"We don't have permission, and we don't need permission from the U.S.," says Ephraim Sneh, who served as deputy minister of defense under former Prime Minister Ehud Olmert. But Maj. Gen. Giora Eiland, a former national security adviser, says Israel wouldn't jeopardize its relationship with the U.S. by launching a military strike against Iran without an American nod.

Late last month, Israeli Defense Minister Ehud Barak seemed to acknowledge publicly the opposing viewpoints inside the administration.

"Only we have the exclusive responsibility when it comes to the fate and security of Israel, and only we can determine the matters pertaining to the fate of Israel and the Jewish people," Barak said. "But we must never lose sight of how important these relations are, or the ability to act in harmony and unity with the United States."
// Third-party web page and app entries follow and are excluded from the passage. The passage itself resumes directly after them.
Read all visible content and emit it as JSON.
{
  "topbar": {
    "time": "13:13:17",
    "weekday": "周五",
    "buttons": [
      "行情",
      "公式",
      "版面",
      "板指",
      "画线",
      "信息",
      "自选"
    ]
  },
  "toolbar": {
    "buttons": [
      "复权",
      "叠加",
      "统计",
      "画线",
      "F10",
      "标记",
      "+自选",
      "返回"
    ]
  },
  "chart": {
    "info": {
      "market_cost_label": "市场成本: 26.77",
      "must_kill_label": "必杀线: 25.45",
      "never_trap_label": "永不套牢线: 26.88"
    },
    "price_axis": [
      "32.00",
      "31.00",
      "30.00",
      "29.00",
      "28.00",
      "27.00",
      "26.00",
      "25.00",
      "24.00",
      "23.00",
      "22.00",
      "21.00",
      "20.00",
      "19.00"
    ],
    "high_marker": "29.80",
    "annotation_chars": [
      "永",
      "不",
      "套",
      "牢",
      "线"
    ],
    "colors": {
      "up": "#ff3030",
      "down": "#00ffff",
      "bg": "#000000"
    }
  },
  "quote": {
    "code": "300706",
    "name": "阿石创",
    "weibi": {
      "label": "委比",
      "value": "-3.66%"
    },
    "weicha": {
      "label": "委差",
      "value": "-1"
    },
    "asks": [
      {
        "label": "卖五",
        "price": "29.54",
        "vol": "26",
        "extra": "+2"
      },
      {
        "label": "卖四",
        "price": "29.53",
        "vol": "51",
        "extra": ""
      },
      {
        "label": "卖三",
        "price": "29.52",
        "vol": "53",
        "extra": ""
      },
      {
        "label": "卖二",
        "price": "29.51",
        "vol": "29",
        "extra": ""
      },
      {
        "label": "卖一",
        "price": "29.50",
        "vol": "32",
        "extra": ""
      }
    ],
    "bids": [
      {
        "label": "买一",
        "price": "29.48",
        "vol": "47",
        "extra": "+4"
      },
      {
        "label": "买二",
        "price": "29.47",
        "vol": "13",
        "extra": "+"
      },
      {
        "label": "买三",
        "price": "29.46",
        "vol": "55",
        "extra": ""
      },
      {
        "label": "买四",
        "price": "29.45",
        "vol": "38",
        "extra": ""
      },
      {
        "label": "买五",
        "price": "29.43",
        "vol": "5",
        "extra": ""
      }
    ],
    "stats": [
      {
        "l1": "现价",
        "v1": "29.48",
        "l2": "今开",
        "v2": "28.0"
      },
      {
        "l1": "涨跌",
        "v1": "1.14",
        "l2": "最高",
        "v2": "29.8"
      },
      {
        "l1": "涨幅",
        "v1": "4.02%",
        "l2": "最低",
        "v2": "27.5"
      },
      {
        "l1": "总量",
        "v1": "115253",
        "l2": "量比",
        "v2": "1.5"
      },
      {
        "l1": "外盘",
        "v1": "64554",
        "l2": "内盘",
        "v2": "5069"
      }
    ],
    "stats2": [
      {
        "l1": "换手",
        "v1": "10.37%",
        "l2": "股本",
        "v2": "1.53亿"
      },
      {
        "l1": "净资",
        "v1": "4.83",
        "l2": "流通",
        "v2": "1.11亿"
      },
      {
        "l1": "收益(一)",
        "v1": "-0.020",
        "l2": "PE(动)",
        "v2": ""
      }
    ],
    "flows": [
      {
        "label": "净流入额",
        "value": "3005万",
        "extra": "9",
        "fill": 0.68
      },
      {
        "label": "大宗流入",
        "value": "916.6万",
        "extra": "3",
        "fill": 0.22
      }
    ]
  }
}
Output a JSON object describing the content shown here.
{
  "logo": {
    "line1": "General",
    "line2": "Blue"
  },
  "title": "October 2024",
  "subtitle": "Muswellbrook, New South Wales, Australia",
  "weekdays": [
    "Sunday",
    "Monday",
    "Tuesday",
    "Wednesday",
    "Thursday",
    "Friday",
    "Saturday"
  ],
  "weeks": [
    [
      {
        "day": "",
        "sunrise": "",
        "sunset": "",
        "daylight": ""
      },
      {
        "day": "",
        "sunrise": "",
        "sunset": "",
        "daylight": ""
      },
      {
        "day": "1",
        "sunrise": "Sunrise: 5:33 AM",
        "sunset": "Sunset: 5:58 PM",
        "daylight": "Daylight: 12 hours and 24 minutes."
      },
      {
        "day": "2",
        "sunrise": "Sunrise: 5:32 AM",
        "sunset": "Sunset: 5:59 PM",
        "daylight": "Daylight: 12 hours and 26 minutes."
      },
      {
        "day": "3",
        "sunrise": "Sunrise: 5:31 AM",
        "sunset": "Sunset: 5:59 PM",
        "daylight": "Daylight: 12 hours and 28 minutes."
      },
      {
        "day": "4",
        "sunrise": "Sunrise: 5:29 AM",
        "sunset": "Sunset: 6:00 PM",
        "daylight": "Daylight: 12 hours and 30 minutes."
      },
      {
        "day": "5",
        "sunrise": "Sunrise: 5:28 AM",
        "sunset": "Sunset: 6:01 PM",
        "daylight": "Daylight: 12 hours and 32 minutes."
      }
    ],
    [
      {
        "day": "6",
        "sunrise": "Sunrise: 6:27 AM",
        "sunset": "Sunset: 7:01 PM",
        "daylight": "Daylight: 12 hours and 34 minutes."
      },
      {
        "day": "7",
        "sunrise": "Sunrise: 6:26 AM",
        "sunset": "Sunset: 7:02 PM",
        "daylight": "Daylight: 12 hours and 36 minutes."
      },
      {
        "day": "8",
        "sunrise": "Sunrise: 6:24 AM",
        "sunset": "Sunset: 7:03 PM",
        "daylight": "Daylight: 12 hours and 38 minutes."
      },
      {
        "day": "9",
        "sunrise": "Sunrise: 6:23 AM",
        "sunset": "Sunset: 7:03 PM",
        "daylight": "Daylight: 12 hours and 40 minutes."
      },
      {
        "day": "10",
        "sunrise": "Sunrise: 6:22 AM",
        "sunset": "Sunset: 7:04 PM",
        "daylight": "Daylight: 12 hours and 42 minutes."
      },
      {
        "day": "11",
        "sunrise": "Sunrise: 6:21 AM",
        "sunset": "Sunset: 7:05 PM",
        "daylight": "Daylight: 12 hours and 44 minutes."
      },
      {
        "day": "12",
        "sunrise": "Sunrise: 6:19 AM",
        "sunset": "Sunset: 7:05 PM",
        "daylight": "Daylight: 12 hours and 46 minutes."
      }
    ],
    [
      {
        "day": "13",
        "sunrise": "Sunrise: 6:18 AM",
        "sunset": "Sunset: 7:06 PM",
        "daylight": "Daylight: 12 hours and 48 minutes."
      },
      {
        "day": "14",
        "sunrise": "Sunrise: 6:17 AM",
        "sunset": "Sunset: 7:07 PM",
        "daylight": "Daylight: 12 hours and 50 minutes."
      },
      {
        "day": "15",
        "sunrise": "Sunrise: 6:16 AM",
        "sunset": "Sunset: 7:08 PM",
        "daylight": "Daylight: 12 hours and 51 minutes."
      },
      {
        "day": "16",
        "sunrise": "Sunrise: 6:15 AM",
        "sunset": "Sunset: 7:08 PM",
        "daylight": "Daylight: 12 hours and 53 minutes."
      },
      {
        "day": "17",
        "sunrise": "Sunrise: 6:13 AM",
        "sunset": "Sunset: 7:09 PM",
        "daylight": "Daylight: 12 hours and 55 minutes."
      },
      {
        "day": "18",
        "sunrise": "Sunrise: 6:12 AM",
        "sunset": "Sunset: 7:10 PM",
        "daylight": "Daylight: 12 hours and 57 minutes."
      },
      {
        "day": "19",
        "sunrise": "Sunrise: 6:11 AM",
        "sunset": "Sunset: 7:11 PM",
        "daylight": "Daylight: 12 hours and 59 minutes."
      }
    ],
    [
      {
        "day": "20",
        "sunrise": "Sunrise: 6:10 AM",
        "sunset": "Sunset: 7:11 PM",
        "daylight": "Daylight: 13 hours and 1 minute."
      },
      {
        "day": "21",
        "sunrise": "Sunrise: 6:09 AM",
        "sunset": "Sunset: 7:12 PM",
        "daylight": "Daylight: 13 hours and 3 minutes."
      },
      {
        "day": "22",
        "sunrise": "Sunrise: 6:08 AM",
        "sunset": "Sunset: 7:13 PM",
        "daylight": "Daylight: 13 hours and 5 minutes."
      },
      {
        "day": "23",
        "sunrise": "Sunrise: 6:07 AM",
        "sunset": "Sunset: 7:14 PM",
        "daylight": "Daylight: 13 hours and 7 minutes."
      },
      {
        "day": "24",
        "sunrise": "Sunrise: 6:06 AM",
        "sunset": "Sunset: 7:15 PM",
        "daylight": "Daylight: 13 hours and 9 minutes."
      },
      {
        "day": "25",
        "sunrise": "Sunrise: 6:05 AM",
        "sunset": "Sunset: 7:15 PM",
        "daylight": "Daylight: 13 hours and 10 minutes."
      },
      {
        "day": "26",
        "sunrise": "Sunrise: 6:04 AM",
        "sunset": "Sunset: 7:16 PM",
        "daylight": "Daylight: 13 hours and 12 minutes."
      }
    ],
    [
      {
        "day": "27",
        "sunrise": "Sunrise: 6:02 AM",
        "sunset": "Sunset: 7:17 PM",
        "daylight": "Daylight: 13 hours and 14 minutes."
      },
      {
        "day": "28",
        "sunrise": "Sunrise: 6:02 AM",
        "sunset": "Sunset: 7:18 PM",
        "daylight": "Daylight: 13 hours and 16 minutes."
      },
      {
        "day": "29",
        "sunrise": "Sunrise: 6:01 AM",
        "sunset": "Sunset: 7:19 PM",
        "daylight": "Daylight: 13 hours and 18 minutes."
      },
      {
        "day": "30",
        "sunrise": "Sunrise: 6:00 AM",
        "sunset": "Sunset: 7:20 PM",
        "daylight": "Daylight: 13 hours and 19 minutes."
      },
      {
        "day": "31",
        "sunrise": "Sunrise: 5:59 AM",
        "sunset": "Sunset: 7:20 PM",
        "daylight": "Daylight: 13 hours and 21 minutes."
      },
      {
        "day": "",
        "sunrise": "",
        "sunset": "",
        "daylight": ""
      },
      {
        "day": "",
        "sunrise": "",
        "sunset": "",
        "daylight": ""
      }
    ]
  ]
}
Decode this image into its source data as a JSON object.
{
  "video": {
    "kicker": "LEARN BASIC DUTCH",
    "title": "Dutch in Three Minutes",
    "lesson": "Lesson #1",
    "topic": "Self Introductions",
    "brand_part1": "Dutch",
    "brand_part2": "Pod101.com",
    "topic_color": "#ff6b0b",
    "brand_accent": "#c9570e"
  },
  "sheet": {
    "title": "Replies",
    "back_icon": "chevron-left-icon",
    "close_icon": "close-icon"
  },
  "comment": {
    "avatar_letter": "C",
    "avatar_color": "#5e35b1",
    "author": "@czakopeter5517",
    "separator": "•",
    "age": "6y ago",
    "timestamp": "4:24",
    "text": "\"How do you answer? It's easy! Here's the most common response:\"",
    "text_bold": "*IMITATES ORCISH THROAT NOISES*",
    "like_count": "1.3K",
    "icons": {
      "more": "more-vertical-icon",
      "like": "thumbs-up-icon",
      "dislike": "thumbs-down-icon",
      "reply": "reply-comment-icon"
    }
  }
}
Adm. Mike Mullen, chairman of the Joint Chiefs of Staff, reiterated Sunday the U.S. position that a military strike against Iran is a "last option."

A senior U.S. official said the U.S. has stated to Israel its opposition to unilateral Israeli action, but that there were still fears within the administration that Israel could strike Iran despite Washington's objections.

Israel's track record of coordinating such strikes with the U.S. is mixed. The country caught the U.S. by surprise with its attack on Iraq's Osirak reactor in 1981. When Israel attacked a suspected Syrian nuclear facility in 2007, Washington was given advanced warning, according to U.S. officials at the time.